Over the last decade, there has been a significant increase in the number and sophistication of malware-related attacks and infections. Many detection techniques have been proposed to mitigate the malware threat. A running theme among existing detection techniques is the similar promises of high detection rates, in spite of the wildly different models (or specification classes) of malicious activity used. In addition, the lack of a common testing methodology and the limited datasets used in the experiments make difficult to compare these models in order to determine which ones yield the best detection accuracy.

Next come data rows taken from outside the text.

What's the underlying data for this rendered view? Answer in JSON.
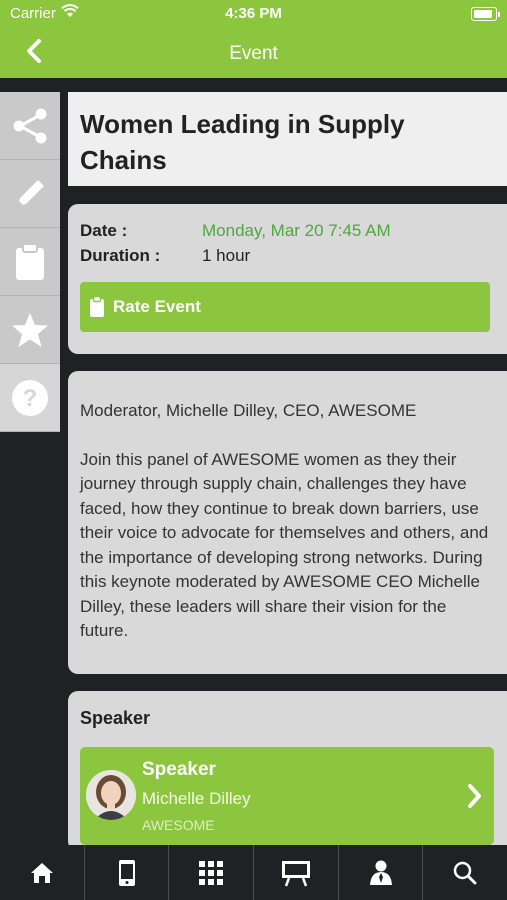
{
  "status": {
    "carrier": "Carrier",
    "time": "4:36 PM"
  },
  "nav": {
    "title": "Event"
  },
  "sidebar": {
    "items": [
      "share-icon",
      "pencil-icon",
      "clipboard-icon",
      "star-icon",
      "help-icon"
    ]
  },
  "event": {
    "title": "Women Leading in Supply Chains",
    "date_label": "Date :",
    "date_value": "Monday, Mar 20 7:45 AM",
    "duration_label": "Duration :",
    "duration_value": "1 hour",
    "rate_label": "Rate Event"
  },
  "description": {
    "moderator": "Moderator, Michelle Dilley, CEO, AWESOME",
    "body": "Join this panel of AWESOME women as they their journey through supply chain, challenges they have faced, how they continue to break down barriers, use their voice to advocate for themselves and others, and the importance of developing strong networks. During this keynote moderated by AWESOME CEO Michelle Dilley, these leaders will share their vision for the future."
  },
  "speaker": {
    "section_title": "Speaker",
    "role": "Speaker",
    "name": "Michelle Dilley",
    "org": "AWESOME"
  },
  "tabs": [
    "home-icon",
    "phone-icon",
    "grid-icon",
    "presentation-icon",
    "person-icon",
    "search-icon"
  ],
  "colors": {
    "accent": "#8cc63f",
    "date_green": "#4da83d",
    "dark": "#1f2124"
  }
}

In this paper, we present a systematic approach to measure how the choice of behavioral models in uences the quality of a malware detector. We tackle this problem by executing a large number of testing experiments, in which we explored the parameter space of over 200 different models, corresponding to more than 220 million of signatures. Our results suggest that commonly held beliefs about simple models are incorrect in how they relate changes in complexity to changes in detection accuracy. This implies that accuracy is non-linear across the model space, and that analytical reasoning is insufficient for finding an optimal model, and has to be supplemented by testing and empirical measurements.